Arlington in Arlington County, Virginia — The American South (Mid-Atlantic)
Defenses of Washington
Here stood Battery Garesché, constructed late in 1861 to control the higher ground dominating Fort Reynolds, 200 yards to the southeast. It had a perimeter of 166 yards and emplacements for 8 guns.
Erected 1965 by Arlington County, Virginia. (Marker Number 20.)
Marker series. This marker is included in the Defenses of Washington marker series.
Location. 38° 50.311′ N, 77° 5.835′ W. Marker is in Arlington, Virginia, in Arlington County. Marker is at the intersection of South Abingdon Street and South 30th Road, on the right when traveling south on South Abingdon Street. Click for map. Marker is in this post office area: Arlington VA 22206, United States of America.

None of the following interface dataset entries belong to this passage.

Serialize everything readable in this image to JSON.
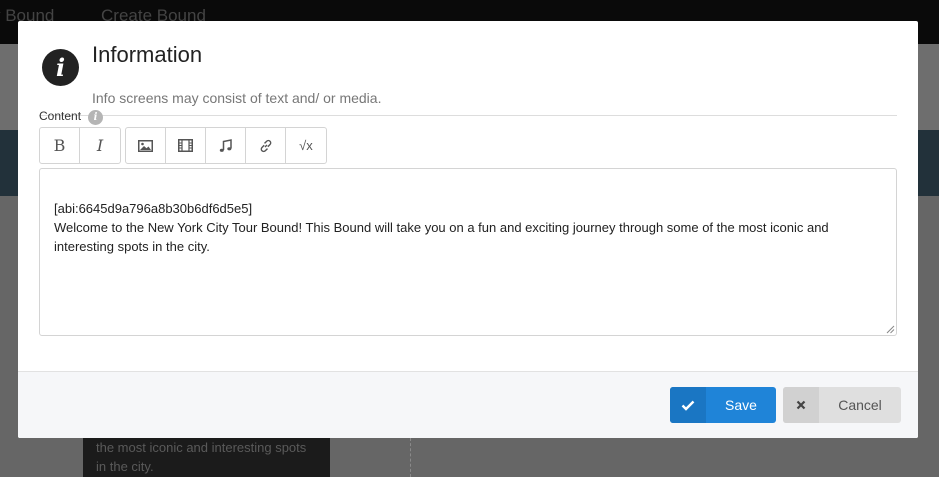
{
  "background": {
    "nav": [
      "y Bound",
      "Create Bound"
    ],
    "card_text": "the most iconic and interesting spots in the city."
  },
  "modal": {
    "title": "Information",
    "subtitle": "Info screens may consist of text and/ or media.",
    "content_label": "Content",
    "help_icon": "i",
    "info_icon": "i"
  },
  "toolbar": {
    "bold": "B",
    "italic": "I",
    "image": "image-icon",
    "video": "film-icon",
    "audio": "music-icon",
    "link": "link-icon",
    "formula": "√x"
  },
  "editor": {
    "line1": "[abi:6645d9a796a8b30b6df6d5e5]",
    "line2": "Welcome to the New York City Tour Bound! This Bound will take you on a fun and exciting journey through some of the most iconic and interesting spots in the city."
  },
  "footer": {
    "save_label": "Save",
    "cancel_label": "Cancel"
  },
  "colors": {
    "primary": "#1f84d8",
    "overlay": "#6b6b6b"
  }
}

Other nearby markers. At least 8 other markers are within walking distance of this marker. Fort Reynolds (approx. 0.2 miles away); Edmund Douglas Campbell (approx. 0.4 miles away); Elizabeth Pfohl Campbell (approx. 0.4 miles away); Rifle Trench (approx. half a mile away); Original Federal Boundary Stone SW 5 (approx. 0.6 miles away); Margaret Elizabeth Pfohl Campbell (approx. 0.6 miles away); Profile of Fort (approx. 0.6 miles away); Northwest Bastion (approx. 0.6 miles away). Click for a list of all markers in Arlington.

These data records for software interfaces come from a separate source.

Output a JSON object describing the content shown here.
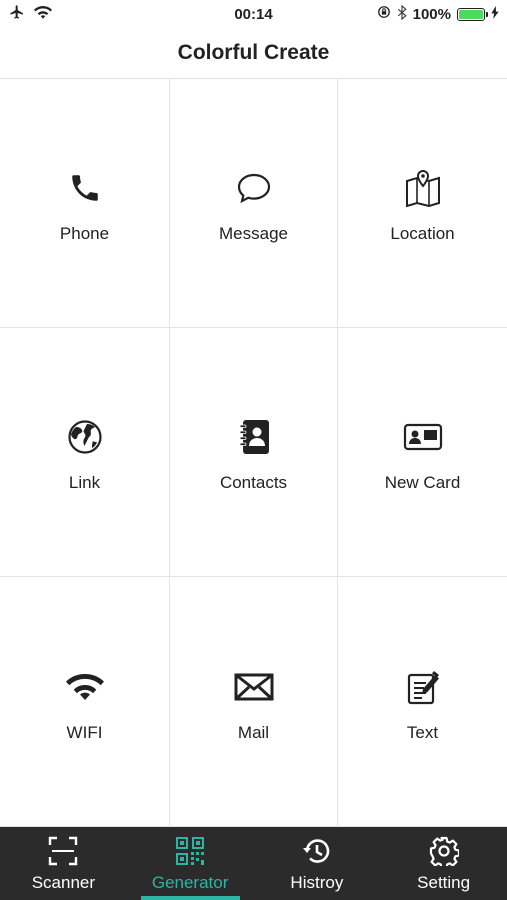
{
  "status_bar": {
    "time": "00:14",
    "battery_percent": "100%",
    "battery_level": 1.0,
    "battery_color": "#4cd964"
  },
  "header": {
    "title": "Colorful Create"
  },
  "grid": [
    {
      "label": "Phone",
      "icon": "phone-icon"
    },
    {
      "label": "Message",
      "icon": "message-icon"
    },
    {
      "label": "Location",
      "icon": "map-icon"
    },
    {
      "label": "Link",
      "icon": "globe-icon"
    },
    {
      "label": "Contacts",
      "icon": "contacts-book-icon"
    },
    {
      "label": "New Card",
      "icon": "id-card-icon"
    },
    {
      "label": "WIFI",
      "icon": "wifi-icon"
    },
    {
      "label": "Mail",
      "icon": "mail-icon"
    },
    {
      "label": "Text",
      "icon": "note-icon"
    }
  ],
  "tabs": [
    {
      "label": "Scanner",
      "icon": "scan-icon",
      "active": false
    },
    {
      "label": "Generator",
      "icon": "qr-code-icon",
      "active": true
    },
    {
      "label": "Histroy",
      "icon": "history-icon",
      "active": false
    },
    {
      "label": "Setting",
      "icon": "gear-icon",
      "active": false
    }
  ],
  "colors": {
    "accent": "#2db4a3",
    "tab_bar_bg": "#2b2b2b"
  }
}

More about this marker. In the center of the marker is a map of the Washington Defenses, with a red (weathered) arrow pointing out the location of Battery Garesché.
Also see . . . Wikipedia entry for Julius Peter Garesché, U.S. Army. (Submitted on March 27, 2011, by Richard E. Miller of Oxon Hill, Maryland.)
1. Battery Garesche Particulars
From Mr. Lincoln's Forts: A Guide to the Civil War Defenses of Washington, by Benjamin Franklin Cooling III and Walton H. Owen II:
The fort stood at the east corner of 30th Road and South Abingdon Street. It was named for Colonel Julius Peter Garesche, killed at the Battle of Murfreesboro, Tennessee on December 31, 1862. The battery was built to cover a blind spot of nearby Fort Reynolds. In addition Blockhouse No. 3, standing near what is today 3033 South Columbus Street, covered the same blind spot.
— Submitted February 4, 2008, by Craig Swain of Leesburg, Virginia.
Categories. • Forts, Castles • War, US Civil •
Credits. This page originally submitted on . This page has been viewed 1,436 times since then and 69 times this year. Photos: 1, 2. submitted on . 3. submitted on , by Richard E. Miller of Oxon Hill, Maryland. • Craig Swain was the editor who published this page. This page was last revised on June 16, 2016.